A Florida man, the ringleader of a group that used financial information stolen from TJX customers for fraudulent purchases, was sentenced this week to five years in prison and ordered to pay $600,000 in restitution.

Irving Escobar, 19, of Miami, pleaded guilty to charges that he used fake credit cards layered with information stolen in the notorious data breach to buy approximately $3 million in goods and gift cards.

Escobar was one of six people arrested in March for participating in the credit card fraud ring. The group was accused of traveling around Florida purchasing large amounts of gift cards – mostly at Wal-Mart and Sam's Club stores – with the stolen information.

The arrests were the result of a joint investigation conducted by the Gainesville (Fla.) Police Department and the Florida Department of Law Enforcement.

Co-defendants Dianelly Hernandez, Julio Alberti, Reinier Alvarez, and Zenia Llorente pleaded guilty in August and were sentenced to probation, according to Florida Attorney General Bill McCollum. Nair Alvarez, Escobar's mother, also pleaded guilty and was deported to Venezuela.

Mary Monahan, a partner with Javelin Strategy and Research, told SCMagazineUS.com today that she hopes Escobar's sentencing will be followed by the arrests of the individuals responsible for the breach itself.

“It's a good sentence. He's the ringleader for the group down in Florida, and everyone else got probation," she said. “The thing is that he's actually a small fish. He's 19 years old, and somebody supplied him with those credit card numbers, and hopefully they can get that person.

A TJX spokesperson could not immediately be reached for comment.

Law enforcement authorities said last month they were hopeful that the arrest of Ukrainian national Maksym Yastremskiy, 24, would lead them to the hackers responsible for the TJX breach that compromised the credit card information of about 45 million people.

Yastremskiy was trafficking more than a million credit card numbers and likely had close ties to the intruders, Greg Crabb, an agent with the U.S. Postal Inspection Service's global investigations unit, said last month.

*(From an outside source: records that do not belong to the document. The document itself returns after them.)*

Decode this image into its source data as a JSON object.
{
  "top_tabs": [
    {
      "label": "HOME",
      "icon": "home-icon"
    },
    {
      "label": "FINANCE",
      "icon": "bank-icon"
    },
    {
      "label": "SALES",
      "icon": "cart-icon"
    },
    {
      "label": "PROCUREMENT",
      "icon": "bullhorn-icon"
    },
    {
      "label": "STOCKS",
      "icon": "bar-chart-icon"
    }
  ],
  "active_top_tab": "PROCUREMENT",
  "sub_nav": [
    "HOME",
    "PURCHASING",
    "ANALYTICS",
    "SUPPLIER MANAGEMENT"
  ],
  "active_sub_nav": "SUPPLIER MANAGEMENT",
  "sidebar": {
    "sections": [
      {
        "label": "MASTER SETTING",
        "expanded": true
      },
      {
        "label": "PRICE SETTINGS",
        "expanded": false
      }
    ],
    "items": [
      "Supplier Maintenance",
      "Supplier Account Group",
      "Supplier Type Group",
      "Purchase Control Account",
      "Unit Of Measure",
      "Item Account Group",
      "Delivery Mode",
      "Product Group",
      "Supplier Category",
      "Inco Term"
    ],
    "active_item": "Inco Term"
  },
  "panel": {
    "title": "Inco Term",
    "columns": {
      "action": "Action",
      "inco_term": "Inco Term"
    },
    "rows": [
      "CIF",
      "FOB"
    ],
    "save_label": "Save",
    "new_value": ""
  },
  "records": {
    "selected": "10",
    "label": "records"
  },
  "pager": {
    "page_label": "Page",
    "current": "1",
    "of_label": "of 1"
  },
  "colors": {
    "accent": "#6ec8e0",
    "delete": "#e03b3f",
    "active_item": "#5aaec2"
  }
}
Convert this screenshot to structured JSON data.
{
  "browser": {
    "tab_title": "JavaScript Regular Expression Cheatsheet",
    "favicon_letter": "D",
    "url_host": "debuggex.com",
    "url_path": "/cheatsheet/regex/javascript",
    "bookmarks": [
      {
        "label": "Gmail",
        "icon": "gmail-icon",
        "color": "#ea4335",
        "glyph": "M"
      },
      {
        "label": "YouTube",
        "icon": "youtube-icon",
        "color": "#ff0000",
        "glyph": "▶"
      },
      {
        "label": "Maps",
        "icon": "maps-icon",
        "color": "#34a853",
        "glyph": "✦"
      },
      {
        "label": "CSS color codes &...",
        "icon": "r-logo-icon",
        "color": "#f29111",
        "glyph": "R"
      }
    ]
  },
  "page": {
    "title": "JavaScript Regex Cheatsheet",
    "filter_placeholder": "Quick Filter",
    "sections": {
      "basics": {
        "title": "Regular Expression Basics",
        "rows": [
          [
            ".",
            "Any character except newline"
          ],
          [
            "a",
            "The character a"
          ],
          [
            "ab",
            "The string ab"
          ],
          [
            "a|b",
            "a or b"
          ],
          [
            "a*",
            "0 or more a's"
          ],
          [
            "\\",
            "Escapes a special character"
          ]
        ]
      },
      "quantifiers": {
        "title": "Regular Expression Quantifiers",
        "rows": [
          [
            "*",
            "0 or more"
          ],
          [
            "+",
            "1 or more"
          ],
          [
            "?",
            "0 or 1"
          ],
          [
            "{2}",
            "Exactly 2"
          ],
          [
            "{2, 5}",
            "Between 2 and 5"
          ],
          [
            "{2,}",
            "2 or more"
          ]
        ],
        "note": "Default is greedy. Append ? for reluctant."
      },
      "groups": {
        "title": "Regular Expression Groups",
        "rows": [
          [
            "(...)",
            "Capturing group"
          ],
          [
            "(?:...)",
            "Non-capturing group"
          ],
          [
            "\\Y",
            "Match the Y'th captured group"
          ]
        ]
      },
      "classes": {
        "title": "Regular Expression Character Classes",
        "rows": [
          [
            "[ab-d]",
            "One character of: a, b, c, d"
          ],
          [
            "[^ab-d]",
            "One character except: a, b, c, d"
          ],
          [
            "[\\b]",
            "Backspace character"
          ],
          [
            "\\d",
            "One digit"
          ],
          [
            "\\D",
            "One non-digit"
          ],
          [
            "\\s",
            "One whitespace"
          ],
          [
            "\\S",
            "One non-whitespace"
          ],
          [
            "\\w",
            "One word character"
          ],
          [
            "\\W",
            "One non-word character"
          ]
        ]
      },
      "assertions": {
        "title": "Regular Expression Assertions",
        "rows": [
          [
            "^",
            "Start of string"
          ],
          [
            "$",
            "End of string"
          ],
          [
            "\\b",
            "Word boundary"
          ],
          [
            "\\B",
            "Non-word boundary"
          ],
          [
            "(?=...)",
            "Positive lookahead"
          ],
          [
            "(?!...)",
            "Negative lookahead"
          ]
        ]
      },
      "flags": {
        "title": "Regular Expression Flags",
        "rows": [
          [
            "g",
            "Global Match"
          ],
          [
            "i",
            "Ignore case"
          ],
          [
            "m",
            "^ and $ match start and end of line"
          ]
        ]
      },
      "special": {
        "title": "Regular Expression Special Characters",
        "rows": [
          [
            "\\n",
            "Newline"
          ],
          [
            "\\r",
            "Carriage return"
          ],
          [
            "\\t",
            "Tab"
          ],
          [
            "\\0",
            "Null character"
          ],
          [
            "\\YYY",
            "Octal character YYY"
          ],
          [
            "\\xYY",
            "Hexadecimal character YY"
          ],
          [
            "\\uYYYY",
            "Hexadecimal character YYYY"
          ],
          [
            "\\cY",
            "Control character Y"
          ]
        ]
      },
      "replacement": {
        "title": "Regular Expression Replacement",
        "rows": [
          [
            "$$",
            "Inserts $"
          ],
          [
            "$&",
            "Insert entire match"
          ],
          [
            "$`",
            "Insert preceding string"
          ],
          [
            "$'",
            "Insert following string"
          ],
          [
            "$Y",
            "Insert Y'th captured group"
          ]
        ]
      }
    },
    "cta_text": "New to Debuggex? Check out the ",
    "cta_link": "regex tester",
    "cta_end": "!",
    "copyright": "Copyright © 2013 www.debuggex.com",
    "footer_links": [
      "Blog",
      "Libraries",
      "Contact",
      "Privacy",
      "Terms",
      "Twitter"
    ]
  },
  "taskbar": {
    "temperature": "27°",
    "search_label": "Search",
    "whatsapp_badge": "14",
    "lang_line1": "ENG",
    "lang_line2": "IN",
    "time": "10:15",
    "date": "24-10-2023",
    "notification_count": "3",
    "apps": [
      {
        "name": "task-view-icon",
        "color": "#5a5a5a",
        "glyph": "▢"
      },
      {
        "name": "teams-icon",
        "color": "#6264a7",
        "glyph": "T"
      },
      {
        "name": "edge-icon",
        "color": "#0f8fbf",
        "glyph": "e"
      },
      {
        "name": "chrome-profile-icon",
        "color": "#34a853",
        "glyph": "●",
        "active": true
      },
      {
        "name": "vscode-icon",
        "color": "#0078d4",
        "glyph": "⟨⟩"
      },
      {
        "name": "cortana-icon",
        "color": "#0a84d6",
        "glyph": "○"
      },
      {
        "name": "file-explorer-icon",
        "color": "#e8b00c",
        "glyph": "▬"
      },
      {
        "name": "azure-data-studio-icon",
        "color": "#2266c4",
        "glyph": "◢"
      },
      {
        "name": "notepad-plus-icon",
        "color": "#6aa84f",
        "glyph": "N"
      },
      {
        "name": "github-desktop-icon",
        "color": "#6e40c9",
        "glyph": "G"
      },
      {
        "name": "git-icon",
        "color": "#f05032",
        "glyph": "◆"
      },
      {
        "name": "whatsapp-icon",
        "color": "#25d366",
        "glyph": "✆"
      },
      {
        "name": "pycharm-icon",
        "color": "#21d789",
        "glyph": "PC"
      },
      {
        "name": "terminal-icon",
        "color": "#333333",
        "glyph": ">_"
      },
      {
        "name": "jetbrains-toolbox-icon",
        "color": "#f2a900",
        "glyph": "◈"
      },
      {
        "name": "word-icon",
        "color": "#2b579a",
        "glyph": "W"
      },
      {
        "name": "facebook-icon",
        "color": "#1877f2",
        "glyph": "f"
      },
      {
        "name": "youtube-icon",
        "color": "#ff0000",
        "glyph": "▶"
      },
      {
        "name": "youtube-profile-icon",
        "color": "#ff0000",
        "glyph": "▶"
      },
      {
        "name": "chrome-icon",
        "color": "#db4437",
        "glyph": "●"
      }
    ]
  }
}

Yastremskiy is believed to have sold the credit card numbers for between $20 and $100 a piece.

Gartner analyst Avivah Litan told SCMagazineUS.com last month that law enforcement authorities have told her the intruders are difficult to apprehend because they are based overseas.

The TJX breach was the result of a scheme that began in 2005 when intruders used a “telephone-shaped antenna” and laptop to decode data moving among Marshalls store scanning devices, cash registers and PCs that were using wireless LAN connectivity, according to numerous published reports. The hackers may have ciphered data for up to two years.

TJX, the parent company of TJ Maxx, Marshalls and other discount retailers, has begun to feel the financial ramifications of the breach. The Framingham, Mass.-based chain's second quarter income fell sharply this year, from $138 million during its second quarter in 2006 to $59 million in the same period this year. The freefall has been attributed to an after-tax second-quarter charge of $118 million related to the breach.

That amount is comprised of $11 million for costs incurred during the quarter and $107 million in reserve funds to be used in the future for “probable losses,” according to Securities and Exchange Commission filings.